I forced a grin onto my face while I stared at Adam. Don’t cry, don’t cry, don’t cry. I chanted it over and over in my head, frustrated with myself when tears snuck out and began to roll down my face. Adam leaned close to the bed and began to softly sing, I only want the things that matter / I only want the things that you can share / Don’t give me diamond rings / All those so called finer things / They don’t matter when they are not there. He sang some of my favorites, but two portions of two songs kept rolling through my head: Wake me up when it’s all over / When I’m wiser and I’m older / All this time I was finding myself / And I / Didn’t know I was lost and Summer has come and passed / The innocent can never last / Wake me up / When September ends.
At the end of what seemed like a year, I was helped to a wheelchair and rolled to the patient gym. I was strapped into the Bioness Vector harness and helped by Danielle and Adam to walk around the gym while my neurologist, who’d done the injections, watched. In the end it was decided that I would need another round of injections on Thursday.
Three weeks into my stay in npatient, I wrestled my cell phone into my left hand and tapped out a text with my thumb to Adam#2. The response, “Dude wtf”, was quick and familiar. I knew then that it would take a long time for my hands to respond as well as they used to. It was reassuring to talk to him – I didn’t know then that he would become one of the few people who treated me the same as before the stroke, who I could send a random ‘How’s it going?’ to whenever I’d need to feel completely normal for just a minute. Just like how the other changes in my life would be determined so suddenly, I would suddenly came to depend heavily on him, and, just as stubbornly as suddenly, never tell him.
It took a while for me to come to terms with the fact that my hands didn’t work the way they were supposed to. Not only had my right side been taken away from me, but my left side had extreme ataxia – ‘old person shakes’, as one patient described it – as well. It would improve, though at a frustratingly slow rate, over time, just like everything else.
It would also take a long time to get past the strange feeling that I had been born in the rehab hospital, at the age of twenty-four, with a lifetime of someone else’s memories implanted in my brain. At night I would scroll through those memories and think about how much I disliked the girl who owned those memories, but felt deeply saddened and sympathetic to some of the more difficult choices she had to make. Summarized, I hated that mental movie.
Adam eventually coaxed me into nightly ‘homework’, where he would set my laptop on my lap tray and set up Luminosity and a math program for me to work on. We didn’t know what my new deficits would be, so we started at first grade math and worked up from there. During the last week of my stay, I had three hours worth of cognitive testing done to determine my weakest areas. I scored devastatingly average in all areas, save for attention/memory and math/reasoning. I had always been proud of my higher than average intelligence. It would take months to understand that I would just need to relearn the book knowledge portions of what I had lost – not that I was actually any less intelligent.

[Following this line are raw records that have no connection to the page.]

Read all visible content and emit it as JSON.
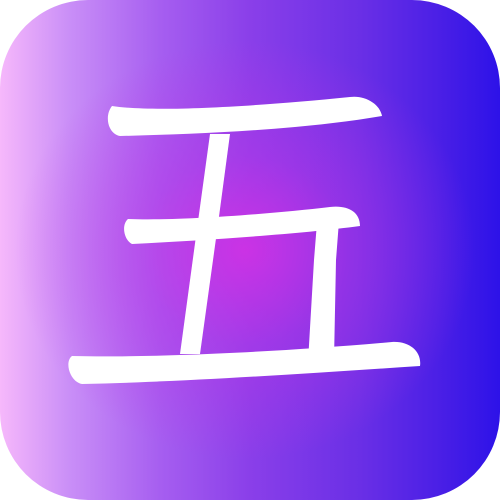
{
  "app_icon": {
    "character": "五",
    "colors": {
      "gradient_start": "#f6b8fb",
      "gradient_mid": "#d230e4",
      "gradient_end": "#2d12e8",
      "glyph": "#ffffff"
    }
  }
}
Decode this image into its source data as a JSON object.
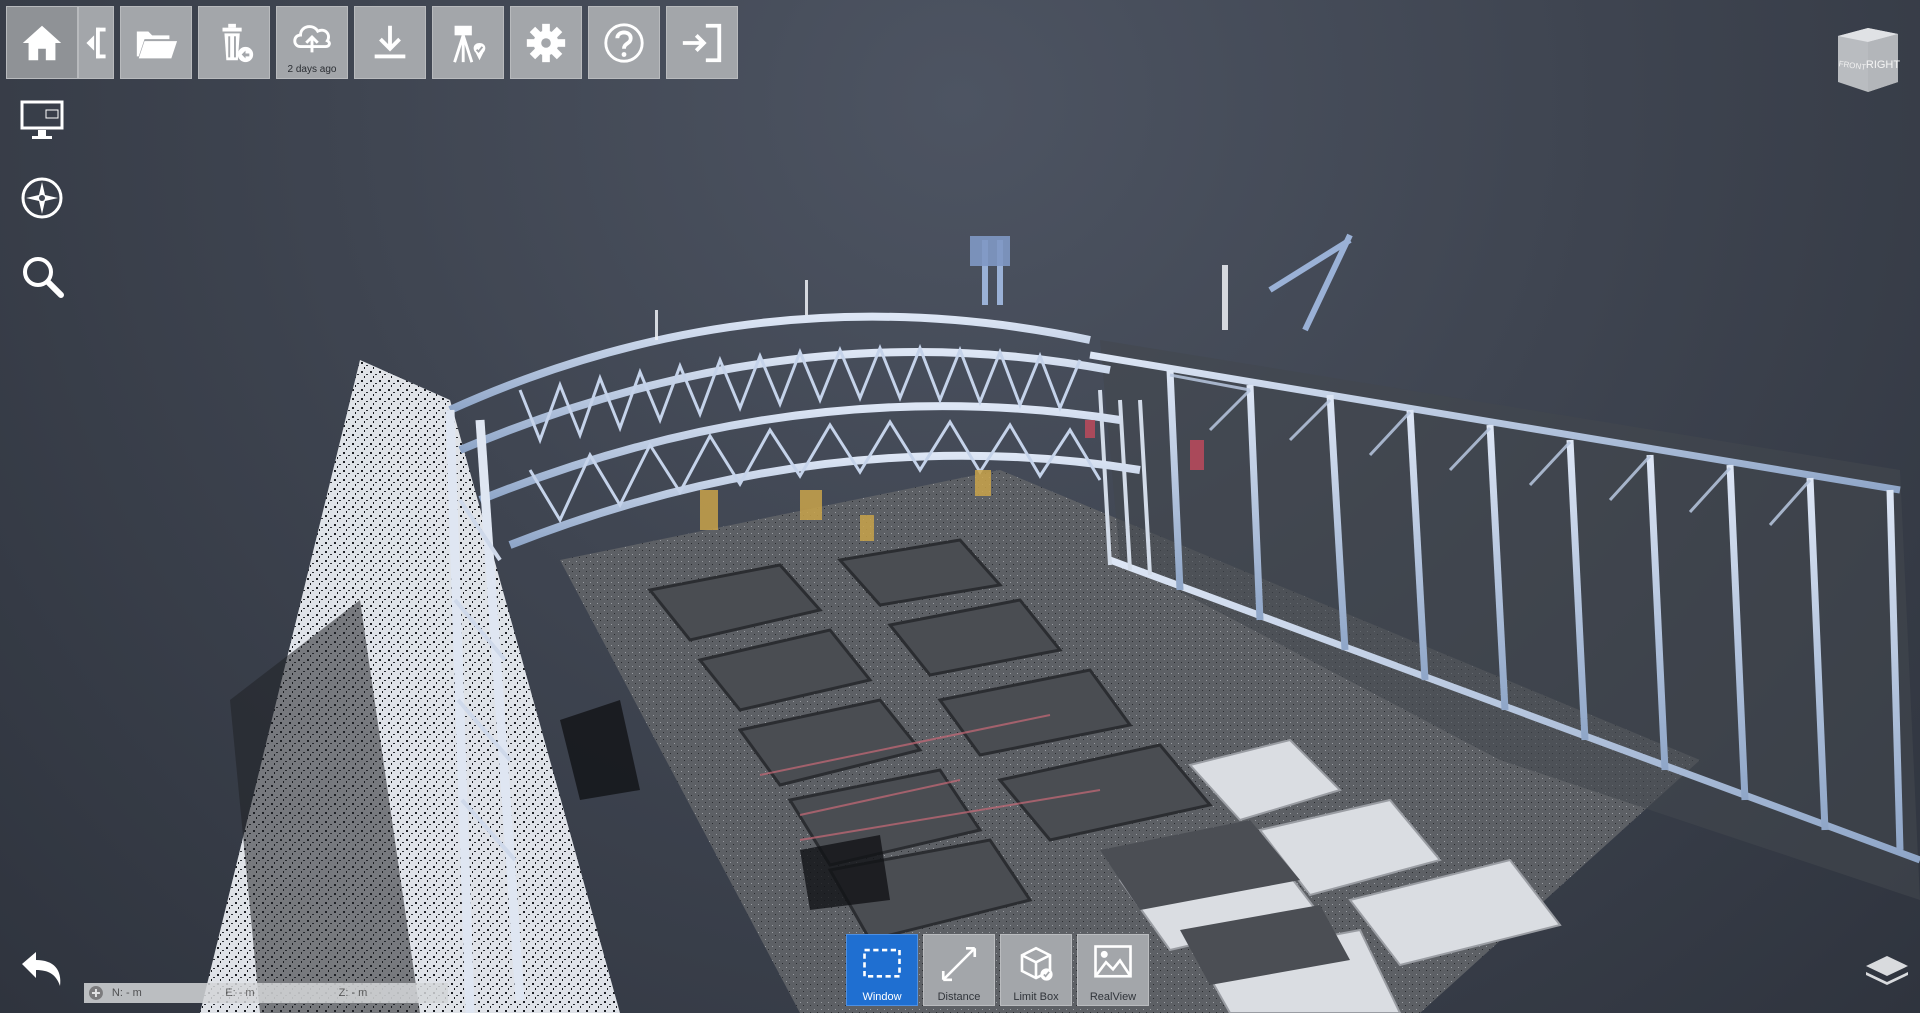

Early on I had some weird ‘waking dreams’ where I wouldn’t be able to tell when a dream would begin or end. One night, while Mimzy (Adam’s mother) sat with me, I slipped into one of those dreams. Adam had left for the day and Mimzy had come to visit with me that evening. She left at the end of visiting hours and Adam was to return for the night later on, though to me, Mimzy left for the night and I received a phone call shortly after that Adam had been in a devastating accident and had passed away in the car crash on his way back to see me.
I wasn’t sure what to do next. Mercy, one of the techs for my floor, popped in to remind me to eat dinner. She helped me into my wheelchair and set me up in front of my dinner tray.
Before she left, she popped her head back in the doorway, “What’s wrong?”
“Adam was in a wreck,” I couldn’t get the rest of the words out.
Mercy pursed her lips and nodded before asking if I wanted anything and stepping out. I shook my head and turned to my food, which had somehow become disgusting and unappealing. I set a fork full of meat back on my plate and lowered my head as tearless sobs shook me. I forced down four bites and wheeled myself to the hallway to ask Mercy to help me to bed.
A short while later, I heard Adam’s voice and Mercy’s very confused voice in the hallway. I don’t remember if I explained what had happened, but I felt horrible for causing unnecessary concern. If only my brain would work properly! I got great sleep that night though.